Walden University is an accredited institution offering online education bachelor’s, master’s, and doctoral degree programs, including a MS in Education with a specialization in STEM Education (Grades K–8). Expand your career options and earn your degree in a convenient, flexible format that fits your busy life.
*D. Desilver, U.S. students’ academic achievement still lages that of their peers in many other countries, Pew Research Center, on the internet at http://www.pewresearch.org/fact-tank/2017/02/15/u-s-students-internationally-math-science/.
*U.S. Department of Education, Science, Technology, Engineering and Math: Education for Global Leadership, on the Internet at www.ed.gov/stem.
†Teach For America, Science, Technology, Engineering, and Math (STEM) Initiative, on the Internet at www.teachforamerica.org/about-us/our-initiatives/stem-initiative.
‡P. Kavilanz, Wanted: 100,000 New STEM Teachers, CNN Money, on the Internet at money.cnn.com/2015/11/13/smallbusiness/stem-teachers-100kin10.
§Science Pioneers, Why STEM Education Is Important for Everyone, on the Internet at www.sciencepioneers.org/parents/why-stem-is-important-to-everyone.
Walden offers both state-approved educator licensure programs as well as programs and courses that do not lead to licensure or endorsements.

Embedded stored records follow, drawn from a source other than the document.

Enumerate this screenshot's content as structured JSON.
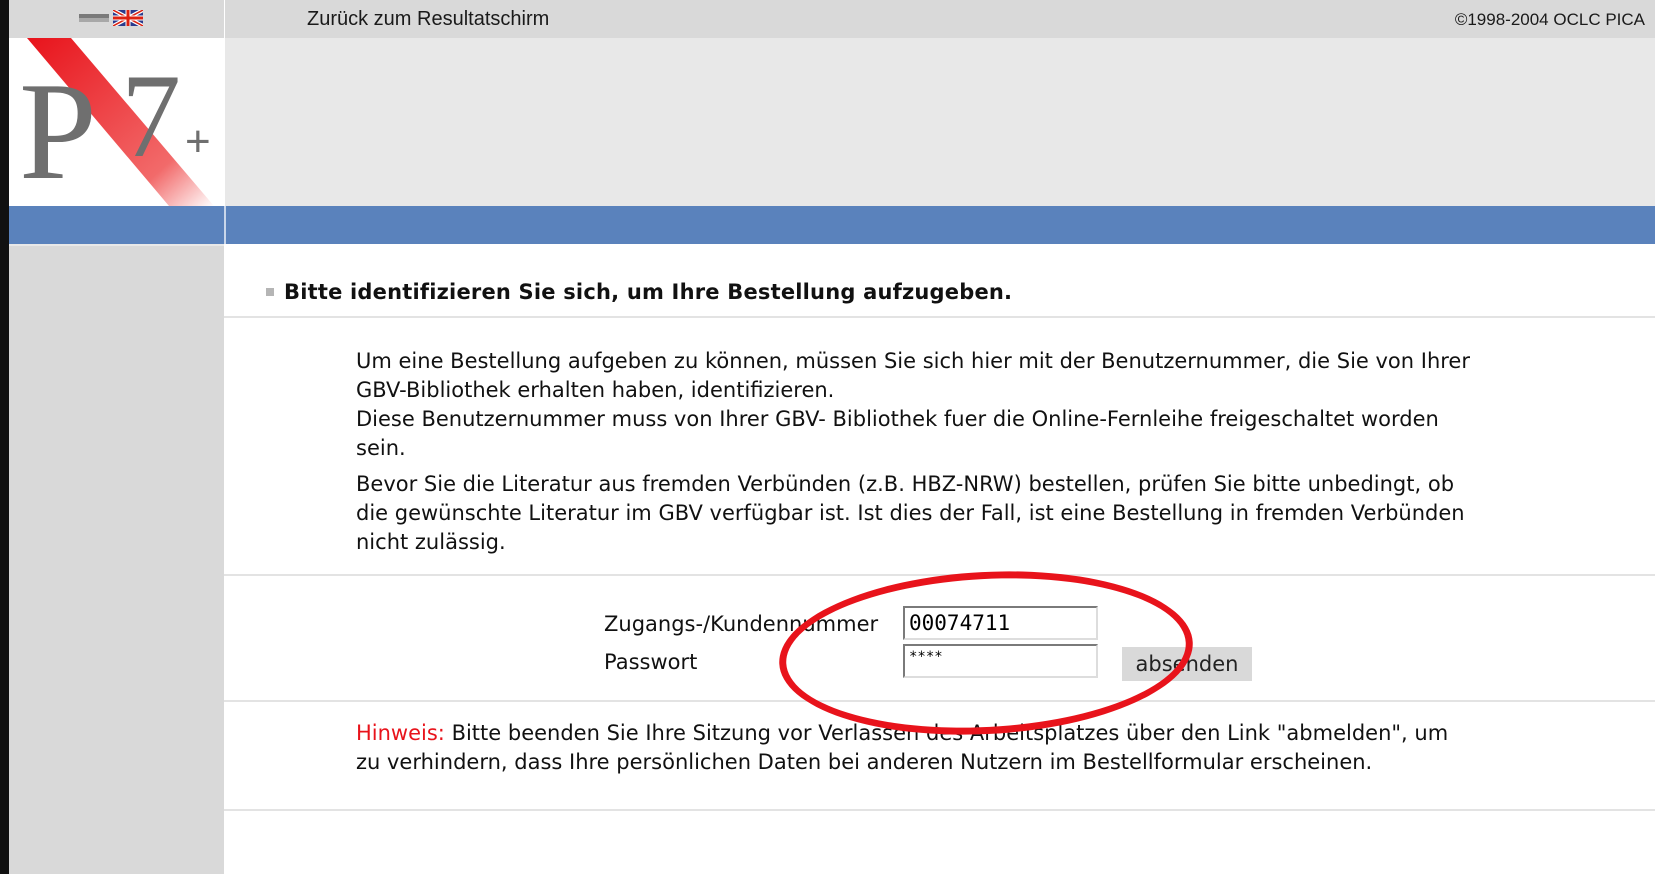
{
  "topbar": {
    "back_link": "Zurück zum Resultatschirm",
    "copyright": "©1998-2004 OCLC PICA"
  },
  "logo": {
    "text": "P7+"
  },
  "heading": "Bitte identifizieren Sie sich, um Ihre Bestellung aufzugeben.",
  "intro": {
    "line1": "Um eine Bestellung aufgeben zu können, müssen Sie sich hier mit der Benutzernummer, die Sie von Ihrer",
    "line2": "GBV-Bibliothek erhalten haben, identifizieren.",
    "line3": "Diese Benutzernummer muss von Ihrer GBV- Bibliothek fuer die Online-Fernleihe freigeschaltet worden",
    "line4": "sein."
  },
  "warning": {
    "line1": "Bevor Sie die Literatur aus fremden Verbünden (z.B. HBZ-NRW) bestellen, prüfen Sie bitte unbedingt, ob",
    "line2": "die gewünschte Literatur im GBV verfügbar ist. Ist dies der Fall, ist eine Bestellung in fremden Verbünden",
    "line3": "nicht zulässig."
  },
  "form": {
    "user_label": "Zugangs-/Kundennummer",
    "user_value": "00074711",
    "password_label": "Passwort",
    "password_value": "****",
    "submit_label": "absenden"
  },
  "hint": {
    "label": "Hinweis:",
    "line1": " Bitte beenden Sie Ihre Sitzung vor Verlassen des Arbeitsplatzes über den Link \"abmelden\", um",
    "line2": "zu verhindern, dass Ihre persönlichen Daten bei anderen Nutzern im Bestellformular erscheinen."
  },
  "colors": {
    "accent_blue": "#5a82bc",
    "highlight_red": "#e8131b",
    "panel_gray": "#d9d9d9"
  }
}
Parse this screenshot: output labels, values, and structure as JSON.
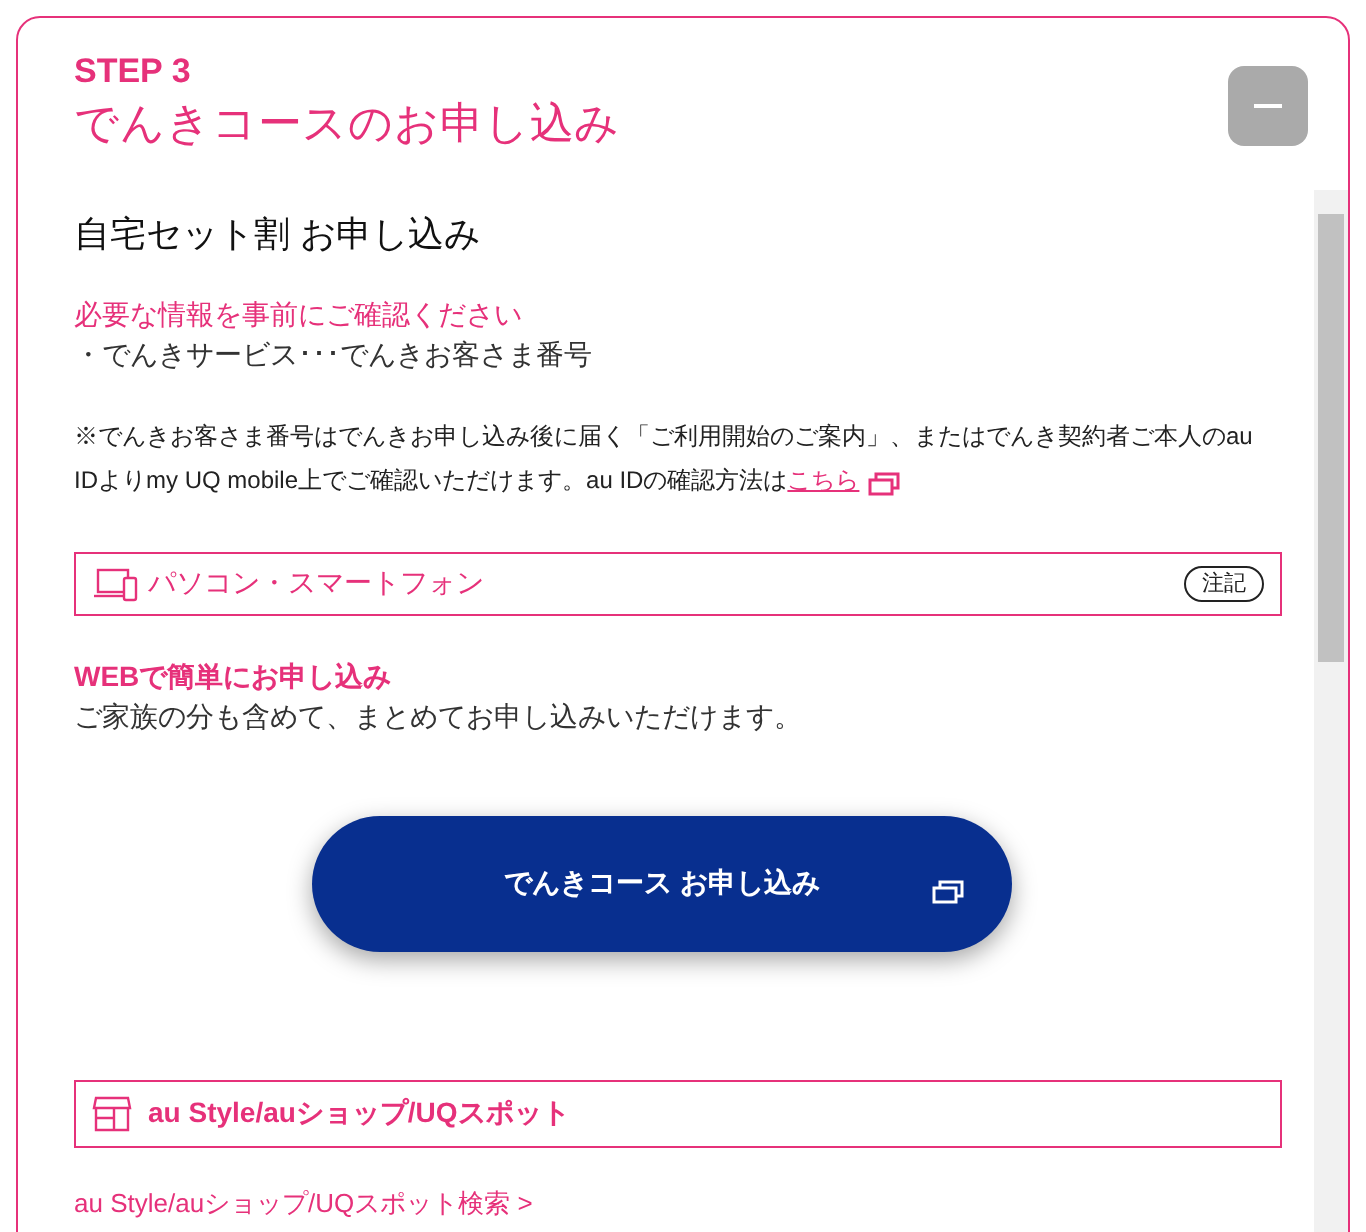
{
  "step": "STEP 3",
  "title": "でんきコースのお申し込み",
  "section_title": "自宅セット割 お申し込み",
  "notice_heading": "必要な情報を事前にご確認ください",
  "notice_item": "・でんきサービス･･･でんきお客さま番号",
  "note": "※でんきお客さま番号はでんきお申し込み後に届く「ご利用開始のご案内」、またはでんき契約者ご本人のau IDよりmy UQ mobile上でご確認いただけます。au IDの確認方法は",
  "note_link": "こちら",
  "pc_panel": {
    "label": "パソコン・スマートフォン",
    "badge": "注記"
  },
  "web_heading": "WEBで簡単にお申し込み",
  "web_text": "ご家族の分も含めて、まとめてお申し込みいただけます。",
  "apply_button": "でんきコース お申し込み",
  "shop_panel": {
    "label": "au Style/auショップ/UQスポット"
  },
  "shop_link": "au Style/auショップ/UQスポット検索 >"
}
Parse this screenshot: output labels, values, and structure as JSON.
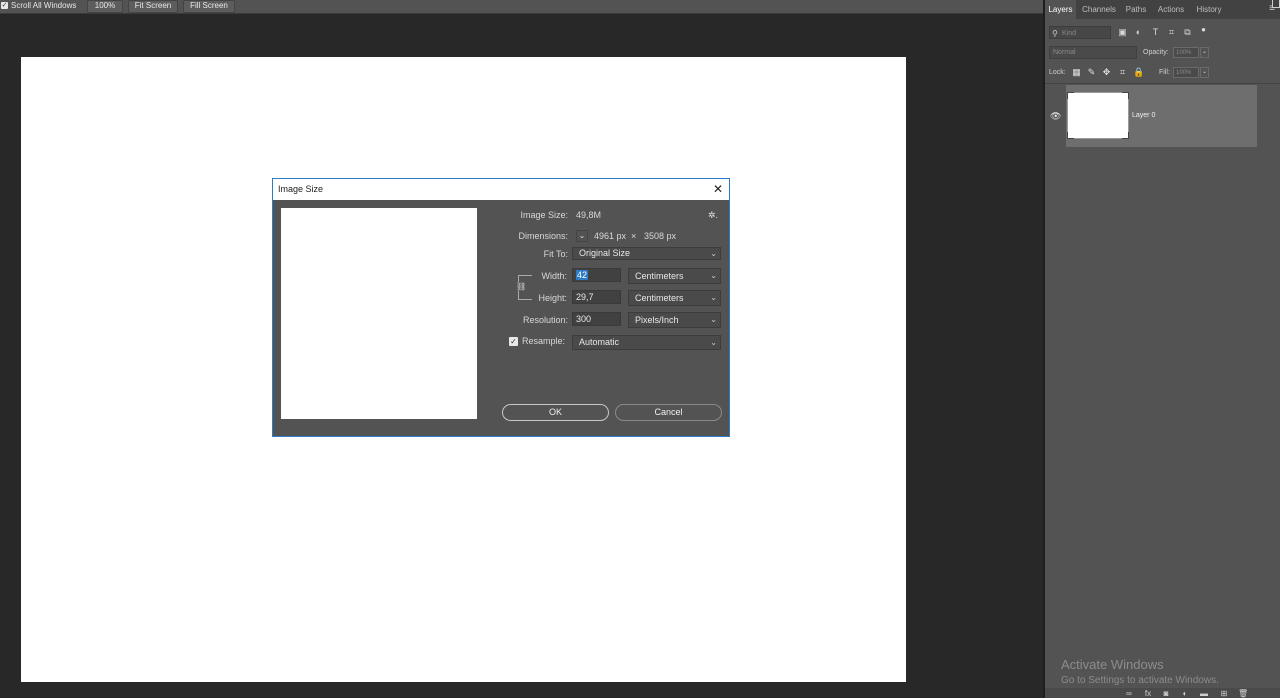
{
  "optionsbar": {
    "scroll_all_windows": "Scroll All Windows",
    "scroll_all_checked": true,
    "zoom_100": "100%",
    "fit_screen": "Fit Screen",
    "fill_screen": "Fill Screen"
  },
  "panel": {
    "tabs": [
      "Layers",
      "Channels",
      "Paths",
      "Actions",
      "History"
    ],
    "active_tab": "Layers",
    "kind_placeholder": "Kind",
    "blend_mode": "Normal",
    "opacity_label": "Opacity:",
    "opacity_value": "100%",
    "lock_label": "Lock:",
    "fill_label": "Fill:",
    "fill_value": "100%",
    "layers": [
      {
        "name": "Layer 0",
        "visible": true
      }
    ]
  },
  "watermark": {
    "line1": "Activate Windows",
    "line2": "Go to Settings to activate Windows."
  },
  "dialog": {
    "title": "Image Size",
    "image_size_label": "Image Size:",
    "image_size_value": "49,8M",
    "dimensions_label": "Dimensions:",
    "dimensions_w": "4961 px",
    "dimensions_x": "×",
    "dimensions_h": "3508 px",
    "fit_to_label": "Fit To:",
    "fit_to_value": "Original Size",
    "width_label": "Width:",
    "width_value": "42",
    "width_unit": "Centimeters",
    "height_label": "Height:",
    "height_value": "29,7",
    "height_unit": "Centimeters",
    "resolution_label": "Resolution:",
    "resolution_value": "300",
    "resolution_unit": "Pixels/Inch",
    "resample_label": "Resample:",
    "resample_checked": true,
    "resample_value": "Automatic",
    "ok_label": "OK",
    "cancel_label": "Cancel"
  },
  "colors": {
    "accent": "#2d7ac7",
    "workspace": "#282828",
    "panel": "#535353"
  }
}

Prospective students must review their state licensure requirements prior to enrolling. For more information, please refer to www.WaldenU.edu/educlicensure.
Prospective Alabama students: Contact the Teacher Education and Certification Division of the Alabama State Department of Education at 1-334-242-9935 or www.alsde.edu to verify that these programs qualify for teacher certification, endorsement, and/or salary benefits.
Note to all Washington residents: This program is not intended to lead to teacher certification. Teachers are advised to contact their individual school districts as to whether this program may qualify for salary advancement.
Walden University is accredited by The Higher Learning Commission, 1-800-621-7440, www.hlcommission.org.